Pandora Media, Inc. (P) missed EPS estimates by 14 cents, reporting a loss of 21 cents per share in Wednesday's post-market release, while revenues rose above modest expectations. Market players decided that the glass was half full, bidding up the lowly social media play by 10% before profit taking set into motion. The stock is set to open Thursday's regular session below three-month range resistance centered around $5.40.
The stock has struggled since topping out just above $40 in 2014, caught in a vicious downtrend that has held near an all-time low since November 2017, when it lost more than 20% in a single session in reaction to a weak third quarter report. Sadly, the latest results are unlikely to attract skeptical buyers who have watched the company lose ground to streaming music offerings by category killers Alphabet Inc. (GOOGL) and Amazon.com, Inc. (AMZN).
Ominously, positive subscription rates have failed to translate into profits in the past year, with a 25% annual growth rate and an impressive 63% fourth quarter year-over-year uptick. Those impressive metrics didn't stop the company from reducing first quarter guidance to the price zone of $295 million to $305 miliion from an expected $323 million. The company also expects red ink to keep flowing into 2019, giving interested parties few reasons to hop on board. (See also: Pandora Restructures in Fight Against Spotify.)
P Long-Term Chart (2011 – 2018)
The company came public at $20 in June 2011 and entered an immediate downtrend that ended at $7.08 nearly 18 months later. It bounced strongly into 2013, lifting above the IPO print in July, ahead of a rapid advance that posted an all-time high at $40.44 in March 2014. Shareholders then became bag-holders, caught in a multi-wave decline that crossed the IPO print once again in October.
It found support at $9.20 in January 2016, entering a recovery wave that stalled in the mid-teens just seven months later. A year-end test at range resistance failed to stir buying interest, yielding a decline that completed an inverse cup and handle breakdown after October 2017 earnings. The breakaway gap between $7.30 and $5.50 remains unfilled, as does a more ferocious gap posted between $19 and $14 in October 2015.
The monthly stochastics oscillator entered a sell cycle in October 2016, reaching the oversold level in May 2017. A bullish crossover signaled a buy cycle two months later, but the rally failed, dropping the indicator to the lowest low since 2015. While this normally acts as a contrary signal that favors bullish energy, the prior failure may have depleted limited buying interest, lowering the odds that the stock can dig out of its deep hole any time in the near future.
P Short-Term Chart (2016 – 2018)
The stock sold off to the January 2016 low in June 2017 and bounced into August. It returned to the low again in October, completing a breakdown that ended at $4.44 in November. The subsequent bounce failed to reach the bottom of the gap, stalling at $5.40. Two lower highs exhausted bull power into 2018, generating a secondary breakdown that hit an all-time low at $4.09 on Jan. 22.

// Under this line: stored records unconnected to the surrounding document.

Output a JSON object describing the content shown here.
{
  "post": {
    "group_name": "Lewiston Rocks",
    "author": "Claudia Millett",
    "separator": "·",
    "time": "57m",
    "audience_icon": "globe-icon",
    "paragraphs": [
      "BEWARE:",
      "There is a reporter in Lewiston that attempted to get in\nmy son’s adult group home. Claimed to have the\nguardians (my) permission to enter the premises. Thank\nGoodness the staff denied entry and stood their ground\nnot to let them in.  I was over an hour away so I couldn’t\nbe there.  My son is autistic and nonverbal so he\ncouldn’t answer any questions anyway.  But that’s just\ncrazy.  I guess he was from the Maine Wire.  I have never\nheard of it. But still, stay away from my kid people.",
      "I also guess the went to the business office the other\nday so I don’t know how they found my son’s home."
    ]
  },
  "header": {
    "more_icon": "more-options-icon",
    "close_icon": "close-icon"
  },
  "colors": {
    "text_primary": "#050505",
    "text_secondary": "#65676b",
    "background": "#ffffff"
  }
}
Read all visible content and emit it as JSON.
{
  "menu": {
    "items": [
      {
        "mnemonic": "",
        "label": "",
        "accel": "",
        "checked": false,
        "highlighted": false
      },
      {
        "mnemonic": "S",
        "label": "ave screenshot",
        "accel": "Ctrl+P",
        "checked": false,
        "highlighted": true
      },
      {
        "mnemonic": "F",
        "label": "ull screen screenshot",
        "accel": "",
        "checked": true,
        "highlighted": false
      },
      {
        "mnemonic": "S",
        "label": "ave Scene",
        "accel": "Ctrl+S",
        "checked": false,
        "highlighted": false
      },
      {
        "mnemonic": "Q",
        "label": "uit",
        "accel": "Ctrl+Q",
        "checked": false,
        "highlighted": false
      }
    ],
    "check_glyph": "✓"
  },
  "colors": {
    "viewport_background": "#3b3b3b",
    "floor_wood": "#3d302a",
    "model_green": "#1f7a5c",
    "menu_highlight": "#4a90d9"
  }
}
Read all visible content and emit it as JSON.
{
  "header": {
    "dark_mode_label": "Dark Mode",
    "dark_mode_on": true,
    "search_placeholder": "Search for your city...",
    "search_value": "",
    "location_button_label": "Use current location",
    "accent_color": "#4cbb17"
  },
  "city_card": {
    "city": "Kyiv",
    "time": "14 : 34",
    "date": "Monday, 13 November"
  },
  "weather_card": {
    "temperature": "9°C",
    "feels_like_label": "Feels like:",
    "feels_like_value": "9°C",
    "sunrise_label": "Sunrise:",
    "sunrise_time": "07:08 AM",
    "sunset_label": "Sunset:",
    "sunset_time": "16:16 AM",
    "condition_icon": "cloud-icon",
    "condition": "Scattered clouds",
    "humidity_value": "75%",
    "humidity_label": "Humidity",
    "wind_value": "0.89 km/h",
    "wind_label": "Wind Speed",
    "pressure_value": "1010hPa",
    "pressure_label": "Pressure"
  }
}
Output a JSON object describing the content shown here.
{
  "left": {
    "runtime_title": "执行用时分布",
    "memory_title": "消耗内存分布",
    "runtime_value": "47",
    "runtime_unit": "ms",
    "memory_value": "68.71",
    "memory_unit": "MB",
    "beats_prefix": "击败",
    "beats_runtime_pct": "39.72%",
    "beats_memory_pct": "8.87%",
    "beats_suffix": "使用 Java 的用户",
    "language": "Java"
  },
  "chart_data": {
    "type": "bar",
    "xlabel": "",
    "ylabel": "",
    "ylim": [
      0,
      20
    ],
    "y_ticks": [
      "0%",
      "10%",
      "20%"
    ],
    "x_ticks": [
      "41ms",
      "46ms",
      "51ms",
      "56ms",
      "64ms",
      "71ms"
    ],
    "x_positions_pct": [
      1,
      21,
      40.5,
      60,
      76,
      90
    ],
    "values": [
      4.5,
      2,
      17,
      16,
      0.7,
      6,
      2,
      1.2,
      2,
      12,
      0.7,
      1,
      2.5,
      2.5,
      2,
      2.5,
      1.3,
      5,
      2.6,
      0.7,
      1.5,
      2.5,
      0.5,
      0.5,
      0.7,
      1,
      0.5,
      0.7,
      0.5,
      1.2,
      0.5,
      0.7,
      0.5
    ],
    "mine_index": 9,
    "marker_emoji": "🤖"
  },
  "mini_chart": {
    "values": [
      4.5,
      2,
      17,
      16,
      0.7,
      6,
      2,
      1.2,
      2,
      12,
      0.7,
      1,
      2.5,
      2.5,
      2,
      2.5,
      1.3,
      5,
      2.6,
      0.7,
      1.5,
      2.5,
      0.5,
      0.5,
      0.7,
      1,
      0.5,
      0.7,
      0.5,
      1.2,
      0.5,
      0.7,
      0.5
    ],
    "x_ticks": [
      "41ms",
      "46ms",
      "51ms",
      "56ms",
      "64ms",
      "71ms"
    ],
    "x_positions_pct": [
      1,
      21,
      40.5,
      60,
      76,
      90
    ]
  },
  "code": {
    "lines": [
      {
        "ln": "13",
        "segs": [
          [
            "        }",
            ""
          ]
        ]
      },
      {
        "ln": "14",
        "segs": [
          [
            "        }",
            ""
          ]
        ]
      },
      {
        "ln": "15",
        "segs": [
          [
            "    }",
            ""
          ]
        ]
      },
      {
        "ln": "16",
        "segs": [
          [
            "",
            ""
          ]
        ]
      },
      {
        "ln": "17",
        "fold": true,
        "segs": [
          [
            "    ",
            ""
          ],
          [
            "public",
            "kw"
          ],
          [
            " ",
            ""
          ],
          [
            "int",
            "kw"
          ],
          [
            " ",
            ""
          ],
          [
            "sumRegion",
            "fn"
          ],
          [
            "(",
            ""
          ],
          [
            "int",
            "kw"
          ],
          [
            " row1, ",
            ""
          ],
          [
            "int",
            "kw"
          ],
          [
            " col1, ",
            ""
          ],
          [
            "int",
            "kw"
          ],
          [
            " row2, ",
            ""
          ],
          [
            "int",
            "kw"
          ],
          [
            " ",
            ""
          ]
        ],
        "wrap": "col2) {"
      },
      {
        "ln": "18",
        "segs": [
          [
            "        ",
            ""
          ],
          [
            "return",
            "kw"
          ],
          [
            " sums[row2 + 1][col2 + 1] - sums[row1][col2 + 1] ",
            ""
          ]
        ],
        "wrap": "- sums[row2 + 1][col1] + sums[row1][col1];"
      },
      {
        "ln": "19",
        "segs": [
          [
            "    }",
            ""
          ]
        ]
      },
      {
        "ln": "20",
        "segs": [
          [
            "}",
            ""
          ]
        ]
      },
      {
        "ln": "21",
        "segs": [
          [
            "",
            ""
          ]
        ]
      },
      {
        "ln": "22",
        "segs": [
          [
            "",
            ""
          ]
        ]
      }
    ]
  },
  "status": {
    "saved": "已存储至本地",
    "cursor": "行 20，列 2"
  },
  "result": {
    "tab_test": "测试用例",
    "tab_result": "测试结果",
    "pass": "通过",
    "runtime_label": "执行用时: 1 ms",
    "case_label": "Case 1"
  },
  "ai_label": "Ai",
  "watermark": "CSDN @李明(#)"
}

This week's earnings report triggered an initial pop to resistance at $5.40, followed by a modest pullback to $5.10. It is instructive that the first wave of buying power failed to pierce the big gap, lowering the odds that it will happen during the regular session. Even so, shareholders have little to fear until price breaks the Feb. 9 low at $4.43 because that violation would then favor a trip to new lows. (For more, see: Pandora Launches an On-Demand Music Service.)
The Bottom Line
Pandora Media has bounced into the upper half of the three-month trading range after earnings but appears unlikely to challenge major resistance between $5.50 and $7.00. Bears will likely remain in control until that price zone is mounted, raising the specter of new all-time lows. (For additional reading, check out: How Pandora and Spotify Pay Artists.)
<Disclosure: The author held no positions in aforementioned securities at the time of publication.>